At the Seaford clinic, veterinarian Elizabeth Leonard had been using a "minimal restraint" approach all along, but she said things really came together when she encountered Becker's Fear Free approach at continuing-education conferences; the whole clinic became involved. Reynolds, for example, completed the online certification process, consisting of eight modules with tests following each, after attending the 2017 North American Veterinary Conference in Orlando, Fla.
Reynolds stressed that the Fear Free approach extends beyond the clinic itself, because ideas are shared with cat and dog owners for at-home techniques. Sometimes nothing that's tried at the clinic works on an individual animal, and that animal is sent home with spray pheromones to come back and try again another time. Cat carriers can be left out around the house to become a natural part of the landscape, perhaps sitting out near inviting food or with the top off so that it becomes an intriguing box to investigate. This way, the carrier doesn't suddenly appear as a menacing object that's inevitably associated with a trip to the vet.
Later this year, Becker's Fear Free initiative will launch a membership program for pet owners called Fear Free Happy Homes.
"We're going to teach pet owners how to decrease FAS and increase enrichment activities in homes," Becker said.
By the end of 2017, Becker estimates, over 25,000 veterinarians, veterinary nurses, and clinic staff will be certified in the Fear Free approach.
"Nobody gets in veterinary medicine to make life worse for animals," Becker noted. "Once we had our eyes opened as a profession, we took action to look after animals' physical and emotional well-being."

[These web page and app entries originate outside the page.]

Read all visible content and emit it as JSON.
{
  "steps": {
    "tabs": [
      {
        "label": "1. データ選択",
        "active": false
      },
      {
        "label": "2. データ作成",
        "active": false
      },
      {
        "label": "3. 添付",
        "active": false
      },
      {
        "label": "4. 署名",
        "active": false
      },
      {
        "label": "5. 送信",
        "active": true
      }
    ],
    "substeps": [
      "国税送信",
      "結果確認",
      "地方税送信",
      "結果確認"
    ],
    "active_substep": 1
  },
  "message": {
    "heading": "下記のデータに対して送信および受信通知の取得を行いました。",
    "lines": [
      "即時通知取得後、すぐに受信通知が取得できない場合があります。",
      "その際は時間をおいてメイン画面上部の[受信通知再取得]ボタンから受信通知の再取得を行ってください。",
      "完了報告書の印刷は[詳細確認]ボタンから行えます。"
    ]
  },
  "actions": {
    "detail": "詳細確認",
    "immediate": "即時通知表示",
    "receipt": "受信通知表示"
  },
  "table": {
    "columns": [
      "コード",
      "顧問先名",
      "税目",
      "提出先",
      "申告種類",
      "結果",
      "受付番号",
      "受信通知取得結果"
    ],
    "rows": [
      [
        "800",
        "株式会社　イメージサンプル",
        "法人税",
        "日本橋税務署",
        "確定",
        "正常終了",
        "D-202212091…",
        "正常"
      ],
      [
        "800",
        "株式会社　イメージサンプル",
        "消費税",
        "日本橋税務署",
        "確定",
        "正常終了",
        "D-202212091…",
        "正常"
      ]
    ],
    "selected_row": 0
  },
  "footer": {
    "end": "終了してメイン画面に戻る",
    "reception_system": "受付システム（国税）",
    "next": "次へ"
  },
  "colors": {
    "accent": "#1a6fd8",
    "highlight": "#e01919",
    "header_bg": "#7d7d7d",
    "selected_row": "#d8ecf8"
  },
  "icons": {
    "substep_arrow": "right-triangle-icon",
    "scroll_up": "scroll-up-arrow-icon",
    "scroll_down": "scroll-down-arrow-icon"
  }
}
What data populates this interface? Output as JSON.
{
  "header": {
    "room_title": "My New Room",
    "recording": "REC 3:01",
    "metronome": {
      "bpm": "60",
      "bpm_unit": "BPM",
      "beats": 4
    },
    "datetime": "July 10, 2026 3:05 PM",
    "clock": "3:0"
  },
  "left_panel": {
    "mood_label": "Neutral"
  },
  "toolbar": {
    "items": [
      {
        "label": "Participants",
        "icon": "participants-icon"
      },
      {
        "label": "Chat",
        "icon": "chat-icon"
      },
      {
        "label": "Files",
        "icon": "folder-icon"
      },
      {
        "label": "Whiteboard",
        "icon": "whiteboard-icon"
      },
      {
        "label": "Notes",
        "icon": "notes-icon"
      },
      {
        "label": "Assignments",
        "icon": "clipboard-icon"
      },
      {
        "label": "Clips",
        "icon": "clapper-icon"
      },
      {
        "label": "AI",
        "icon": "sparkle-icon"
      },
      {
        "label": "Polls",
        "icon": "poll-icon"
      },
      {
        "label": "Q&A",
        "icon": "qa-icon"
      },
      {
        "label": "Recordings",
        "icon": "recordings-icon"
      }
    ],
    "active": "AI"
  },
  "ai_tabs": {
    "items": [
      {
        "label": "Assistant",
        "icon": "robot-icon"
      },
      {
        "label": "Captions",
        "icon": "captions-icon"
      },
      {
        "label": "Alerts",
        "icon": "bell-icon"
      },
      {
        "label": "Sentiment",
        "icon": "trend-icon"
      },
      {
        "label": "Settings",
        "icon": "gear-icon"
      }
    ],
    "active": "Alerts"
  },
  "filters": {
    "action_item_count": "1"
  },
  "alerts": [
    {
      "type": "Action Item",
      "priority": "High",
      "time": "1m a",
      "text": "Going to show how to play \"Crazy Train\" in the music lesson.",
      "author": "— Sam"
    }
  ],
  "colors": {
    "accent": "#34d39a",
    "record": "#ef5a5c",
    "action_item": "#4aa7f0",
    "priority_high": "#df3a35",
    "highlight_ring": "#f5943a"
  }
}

From my perspective as someone who works on animal cognition and emotion from within anthropology, I see a meaningful link between Fear Free techniques and recent animal-behavior science. Our pets may have profound emotional responses — both positive and negative — to the events in their lives. We can help our cats and dogs a great deal by recognizing this fact and joining with veterinary professionals to act on it.
Barbara J. King is an anthropology professor emerita at the College of William and Mary. She often writes about the cognition, emotion and welfare of animals, and about biological anthropology, human evolution and gender issues. Barbara's new book is Personalities on the Plate: The Lives and Minds of Animals We Eat. You can keep up with what she is thinking on Twitter: @bjkingape